Ten years ago, I was among those congratulating Palaniappan Chidambaram on presenting a dream budget. Here’s what I wrote in 1997.
“Chidambaram’s budget has vision. Most budgets make niggling tax changes to meet the limited challenges of the coming year. But Mr Chidambaram is thinking way beyond next year. He has a vision of India’s place in Asia, and indeed in the world community. He has not simply cut taxes to win cheap popularity or appease vested interests. He aims to align India’s income and corporate taxes with those of the miracle economics of South-East Asia. While cutting customs duties, he has said he aims to get these down to ASEAN levels by the year 2000. The message is clear. India is finally bidding to become a fully paid up member of the Asian economic miracle.
“ Critics say Mr Chidambaram has pandered to the wealthy by cutting their taxes. This is the old malaise of looking piecemeal at individual parts of the budget instead of its overall vision. If India can replicate the ASEAN experience even very approximately, its poor will benefit enormously. ASEAN countries with low tax rates have reduced poverty for more dramatically than socialist India. Indira Gandhi’s garibi hatao phase raised income tax to 97.75 per cent, yet the poverty ratio did not go down at all. She, as well as ASEAN countries, proved that high taxes have no connection with reducing poverty.”
I added that the best evidence of the success of the new vision was that Indians, who used to take money out of the country through hawala, were now sending that money back in a flood. Remittances from abroad had become bigger than exports of gems and jewellery. So, “vision has become India’s biggest export.”
Ten years on, it is time to look back and reassess the dream budget. Remember that in 1997, the future of economic reform was unclear. The Congress Party, which initiated the 1991 reforms, had been thrashed in the 1996 election. The new United Front government included parties that had sworn to reverse the reforms if they came to power. Waiting in the wings to form future governments was the BJP, which swore by its own swadeshi economic agenda. So, overall political conditions were not favourable for reform when Chidambaram came out with his 1997 budget.
But his vision—of India going the ASEAN way and joining the Asian economic miracle—was so compelling that it was adopted by all successive governments in the next 10 years. That is the true measure of the power of that vision. It overcame ideological hurdles, the travails of the Asian financial crisis, and changes of government.
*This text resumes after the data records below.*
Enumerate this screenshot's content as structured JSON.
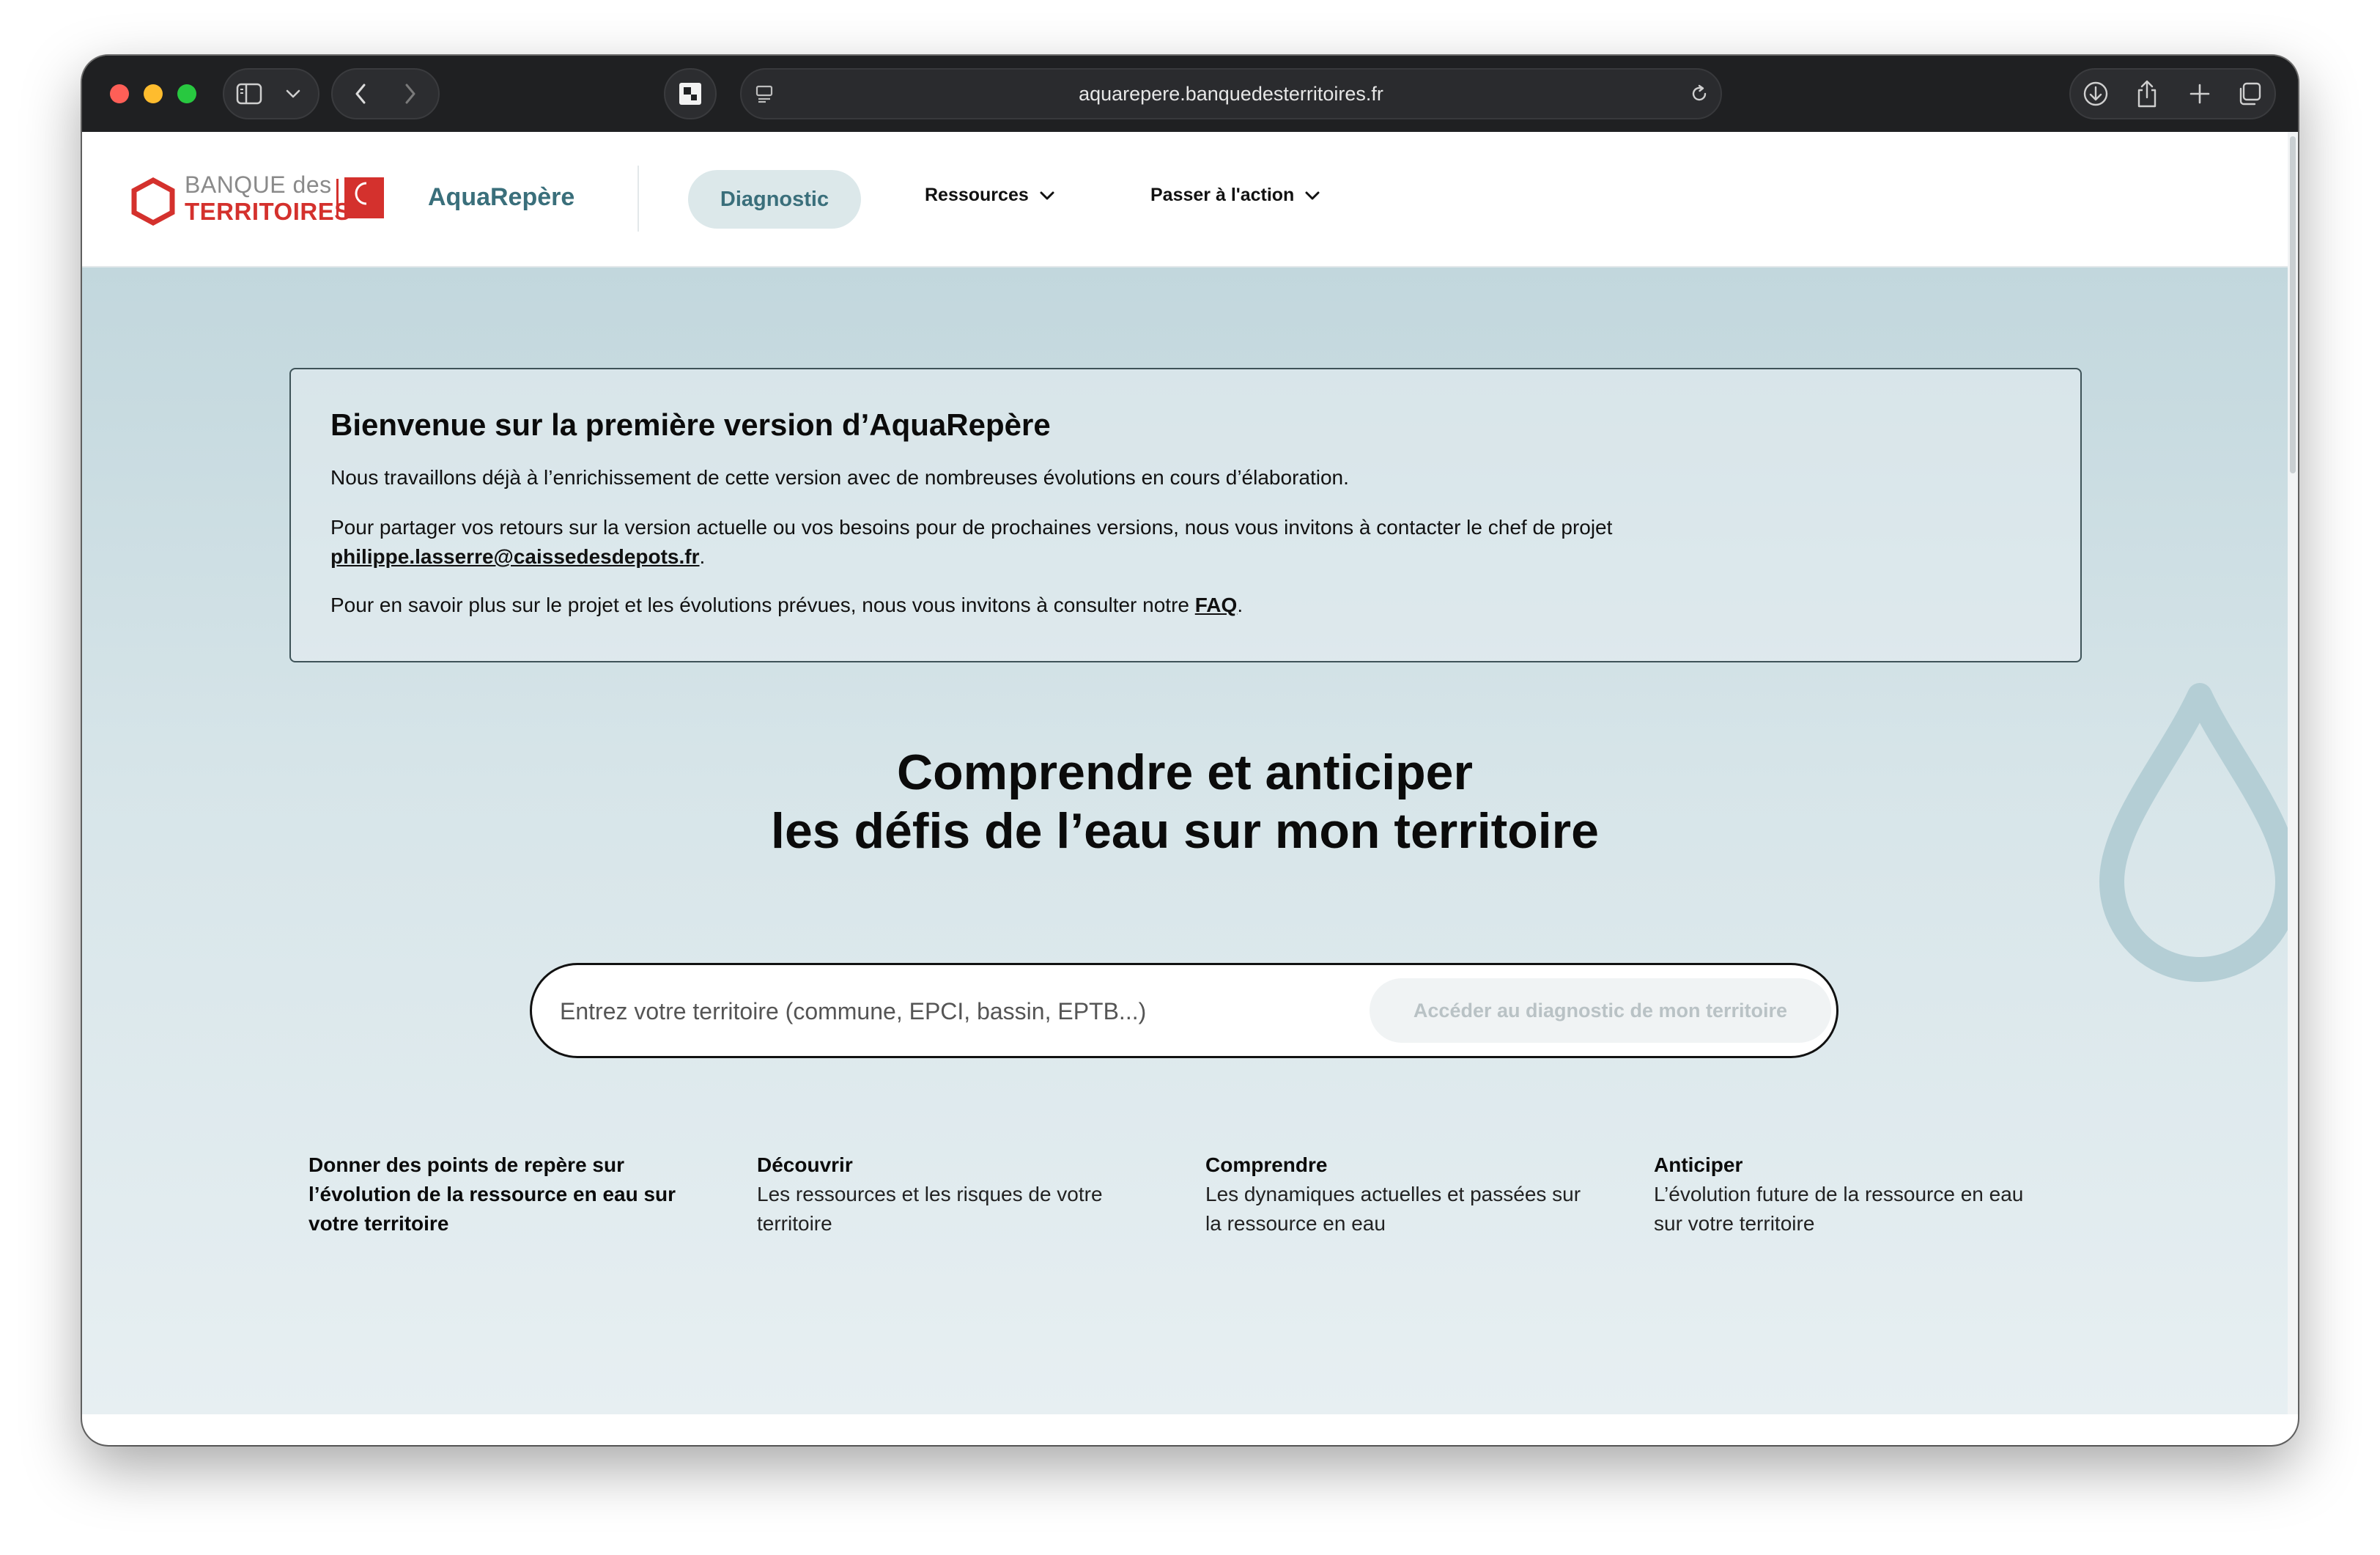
{
  "browser": {
    "url": "aquarepere.banquedesterritoires.fr"
  },
  "nav": {
    "logo_top": "BANQUE des",
    "logo_bottom": "TERRITOIRES",
    "brand": "AquaRepère",
    "diagnostic": "Diagnostic",
    "ressources": "Ressources",
    "passer": "Passer à l'action"
  },
  "banner": {
    "title": "Bienvenue sur la première version d’AquaRepère",
    "p1": "Nous travaillons déjà à l’enrichissement de cette version avec de nombreuses évolutions en cours d’élaboration.",
    "p2": "Pour partager vos retours sur la version actuelle ou vos besoins pour de prochaines versions, nous vous invitons à contacter le chef de projet",
    "email": "philippe.lasserre@caissedesdepots.fr",
    "p3": "Pour en savoir plus sur le projet et les évolutions prévues, nous vous invitons à consulter notre",
    "faq": "FAQ"
  },
  "hero": {
    "title_line1": "Comprendre et anticiper",
    "title_line2": "les défis de l’eau sur mon territoire"
  },
  "search": {
    "placeholder": "Entrez votre territoire (commune, EPCI, bassin, EPTB...)",
    "button": "Accéder au diagnostic de mon territoire"
  },
  "features": [
    {
      "title": "Donner des points de repère sur l’évolution de la ressource en eau sur votre territoire",
      "text": ""
    },
    {
      "title": "Découvrir",
      "text": "Les ressources et les risques de votre territoire"
    },
    {
      "title": "Comprendre",
      "text": "Les dynamiques actuelles et passées sur la ressource en eau"
    },
    {
      "title": "Anticiper",
      "text": "L’évolution future de la ressource en eau sur votre territoire"
    }
  ],
  "colors": {
    "brand_teal": "#3a6f7b",
    "logo_red": "#d4312d",
    "hero_bg": "#c2d7dd"
  }
}
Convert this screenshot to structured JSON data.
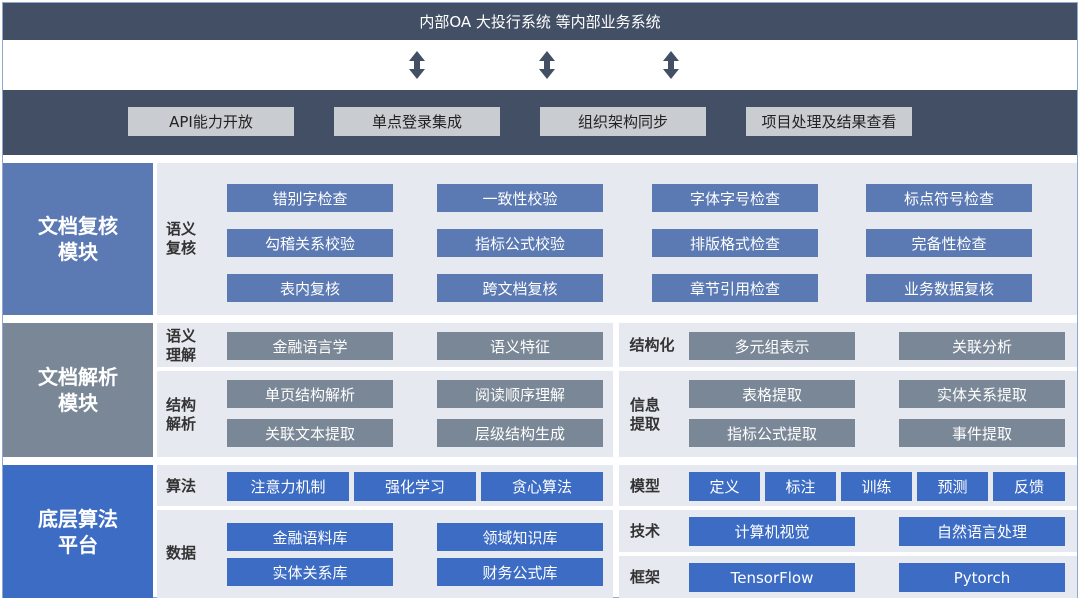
{
  "top_bar": {
    "title": "内部OA 大投行系统 等内部业务系统"
  },
  "platform": {
    "buttons": [
      "API能力开放",
      "单点登录集成",
      "组织架构同步",
      "项目处理及结果查看"
    ]
  },
  "review_module": {
    "title": "文档复核\n模块",
    "sublabel": "语义\n复核",
    "rows": [
      [
        "错别字检查",
        "一致性校验",
        "字体字号检查",
        "标点符号检查"
      ],
      [
        "勾稽关系校验",
        "指标公式校验",
        "排版格式检查",
        "完备性检查"
      ],
      [
        "表内复核",
        "跨文档复核",
        "章节引用检查",
        "业务数据复核"
      ]
    ]
  },
  "parse_module": {
    "title": "文档解析\n模块",
    "semantic_label": "语义\n理解",
    "semantic_items": [
      "金融语言学",
      "语义特征"
    ],
    "struct_label": "结构\n解析",
    "struct_items": [
      [
        "单页结构解析",
        "阅读顺序理解"
      ],
      [
        "关联文本提取",
        "层级结构生成"
      ]
    ],
    "structuring_label": "结构化",
    "structuring_items": [
      "多元组表示",
      "关联分析"
    ],
    "info_label": "信息\n提取",
    "info_items": [
      [
        "表格提取",
        "实体关系提取"
      ],
      [
        "指标公式提取",
        "事件提取"
      ]
    ]
  },
  "algo_module": {
    "title": "底层算法\n平台",
    "algo_label": "算法",
    "algo_items": [
      "注意力机制",
      "强化学习",
      "贪心算法"
    ],
    "data_label": "数据",
    "data_items": [
      [
        "金融语料库",
        "领域知识库"
      ],
      [
        "实体关系库",
        "财务公式库"
      ]
    ],
    "model_label": "模型",
    "model_items": [
      "定义",
      "标注",
      "训练",
      "预测",
      "反馈"
    ],
    "tech_label": "技术",
    "tech_items": [
      "计算机视觉",
      "自然语言处理"
    ],
    "framework_label": "框架",
    "framework_items": [
      "TensorFlow",
      "Pytorch"
    ]
  },
  "colors": {
    "dark_bar": "#434f65",
    "review_blue": "#5b79b2",
    "parse_gray": "#7a8797",
    "algo_blue": "#3d6cc4",
    "panel_bg": "#e6e9ef"
  }
}
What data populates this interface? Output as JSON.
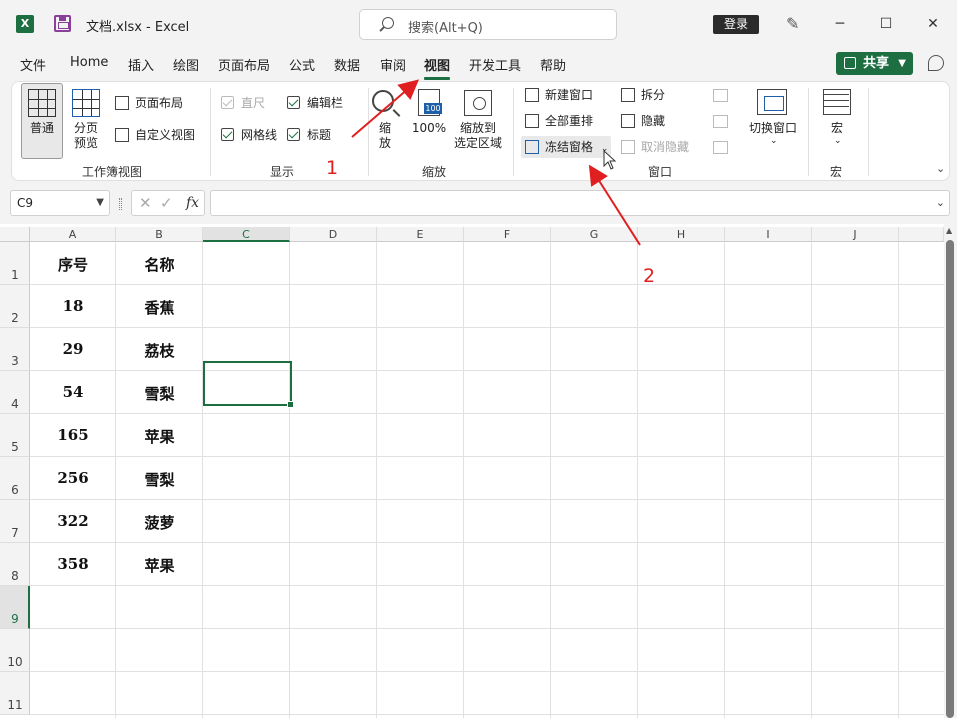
{
  "title_bar": {
    "app_logo": "X",
    "document_title": "文档.xlsx  -  Excel",
    "search_placeholder": "搜索(Alt+Q)",
    "login_label": "登录",
    "minimize": "─",
    "maximize": "☐",
    "close": "✕"
  },
  "tabs": [
    {
      "label": "文件"
    },
    {
      "label": "Home"
    },
    {
      "label": "插入"
    },
    {
      "label": "绘图"
    },
    {
      "label": "页面布局"
    },
    {
      "label": "公式"
    },
    {
      "label": "数据"
    },
    {
      "label": "审阅"
    },
    {
      "label": "视图",
      "active": true
    },
    {
      "label": "开发工具"
    },
    {
      "label": "帮助"
    }
  ],
  "share_label": "共享",
  "ribbon": {
    "workbook_views": {
      "label": "工作簿视图",
      "normal": "普通",
      "page_break": "分页\n预览",
      "page_layout": "页面布局",
      "custom_views": "自定义视图"
    },
    "show": {
      "label": "显示",
      "ruler": "直尺",
      "formula_bar": "编辑栏",
      "gridlines": "网格线",
      "headings": "标题"
    },
    "zoom": {
      "label": "缩放",
      "zoom": "缩\n放",
      "zoom_100": "100%",
      "zoom_badge": "100",
      "zoom_selection": "缩放到\n选定区域"
    },
    "window": {
      "label": "窗口",
      "new_window": "新建窗口",
      "arrange_all": "全部重排",
      "freeze_panes": "冻结窗格",
      "split": "拆分",
      "hide": "隐藏",
      "unhide": "取消隐藏",
      "switch_windows": "切换窗口"
    },
    "macros": {
      "label": "宏",
      "macros": "宏"
    }
  },
  "formula_bar": {
    "name_box": "C9",
    "fx": "fx",
    "formula": ""
  },
  "sheet": {
    "columns": [
      "A",
      "B",
      "C",
      "D",
      "E",
      "F",
      "G",
      "H",
      "I",
      "J"
    ],
    "rows": [
      "1",
      "2",
      "3",
      "4",
      "5",
      "6",
      "7",
      "8",
      "9",
      "10",
      "11"
    ],
    "active_cell": "C9",
    "cells": [
      [
        "序号",
        "名称"
      ],
      [
        "18",
        "香蕉"
      ],
      [
        "29",
        "荔枝"
      ],
      [
        "54",
        "雪梨"
      ],
      [
        "165",
        "苹果"
      ],
      [
        "256",
        "雪梨"
      ],
      [
        "322",
        "菠萝"
      ],
      [
        "358",
        "苹果"
      ]
    ]
  },
  "annotations": {
    "step1": "1",
    "step2": "2",
    "color": "#e02020"
  },
  "colors": {
    "accent": "#1d6f42"
  }
}
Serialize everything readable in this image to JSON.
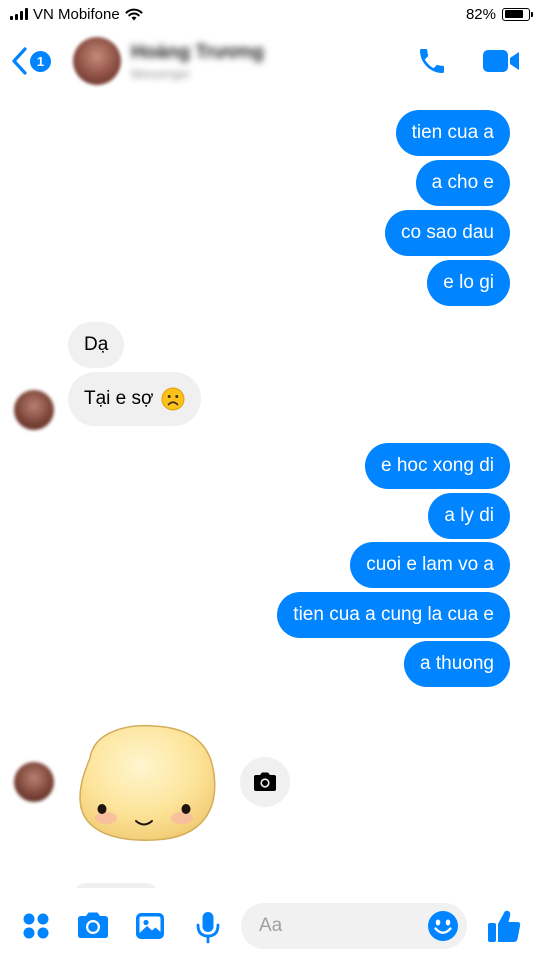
{
  "status": {
    "carrier": "VN Mobifone",
    "battery": "82%",
    "battery_level": 0.82
  },
  "header": {
    "back_badge": "1",
    "contact_name": "Hoàng Trương",
    "contact_sub": "Messenger"
  },
  "messages": {
    "m1": "tien cua a",
    "m2": "a cho e",
    "m3": "co sao dau",
    "m4": "e lo gi",
    "m5": "Dạ",
    "m6": "Tại e sợ",
    "m7": "e hoc xong di",
    "m8": "a ly di",
    "m9": "cuoi e lam vo a",
    "m10": "tien cua a cung la cua e",
    "m11": "a thuong"
  },
  "composer": {
    "placeholder": "Aa"
  },
  "icons": {
    "status": [
      "signal-icon",
      "wifi-icon",
      "battery-icon"
    ],
    "header": [
      "back-chevron-icon",
      "phone-icon",
      "video-camera-icon"
    ],
    "composer": [
      "apps-grid-icon",
      "camera-icon",
      "image-icon",
      "microphone-icon",
      "emoji-icon",
      "thumbs-up-icon"
    ]
  },
  "colors": {
    "accent": "#0084ff",
    "incoming_bubble": "#f1f0f0",
    "outgoing_text": "#ffffff"
  }
}
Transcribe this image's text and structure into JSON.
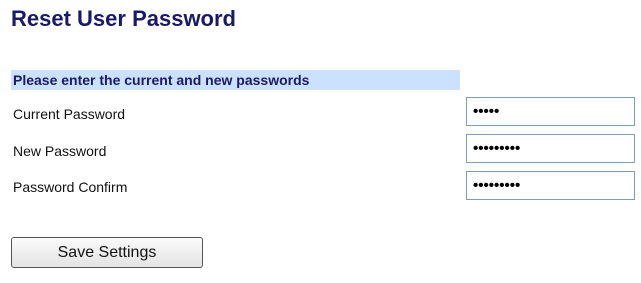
{
  "page": {
    "title": "Reset User Password"
  },
  "form": {
    "section_header": "Please enter the current and new passwords",
    "fields": [
      {
        "label": "Current Password",
        "value": "12345"
      },
      {
        "label": "New Password",
        "value": "abcdefghi"
      },
      {
        "label": "Password Confirm",
        "value": "abcdefghi"
      }
    ],
    "save_label": "Save Settings"
  },
  "colors": {
    "title": "#1a1a66",
    "section_header_bg": "#cce0ff",
    "input_border": "#7f9db9"
  }
}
Ten years later, the vision stands fulfilled in larger measure than optimists could have hoped for at the time. India’s peak import duty is down from 50% before the 1997 budget to 12.5% today, and should touch the ASEAN level of 8% in the coming budget. India’s GDP growth has accelerated to the old ASEAN level of 7-9 %. And, despite continuing labour policy hurdles, India’s merchandise exports are growing at a compound rate of over 20% per year. India has become a fully paid-up member of the Asian economic miracle.
Indeed, it has gone beyond that. Unlike ASEAN, India has become a world power in service exports, notably computer software and business process outsourcing. Everybody now talks of Chindia—China and India– leading the Asian economic race.
However, shortcomings remain. The 1997 budget brought the peak income tax rate down to 30%, almost on par with ASEAN countries. Since then ASEAN income tax rates have fallen to around 25% while India’s has risen to 33.6% including surcharge and education cess.
But infinitely worse has been India’s shortfalls in social development. India’s literacy rate today is around 65%. But it is over 95% in Singapore, Thailand, Malaysia and the Philippines, and 92% even in Indonesia, the poorest ASEAN country. The infant mortality rate in India is 60 per thousand, against 32 in Indonesia, 28 in the Philippines and 24 in Thailand.
I wrote back in 1997, “These countries have not reduced poverty simply by cutting taxes or attracting foreign capital. They have done infinitely more than socialist India in education and health, and attained far higher agricultural growth rates in their take-off stage. Mr Chidambaram has raised allocations for social spending, but this matters little. Primary education, primary health, rural development and agriculture are all state subjects. And most state governments today are bankrupt and unable to provide decent sums for these vital areas. Corruption and inefficiency mean that little of the allotted money reaches the poor. In these circumstances, India cannot become an Asian tiger.”
I was wrong. India has become an Asian tiger despite poor social development and governance. Yet I am immensely disappointed that what was true in 1997—rising budget allocations but pathetic social outcomes—remains true today. So, on the 10th anniversary of the dream budget, we can give Chidambaram at most two cheers, but not three.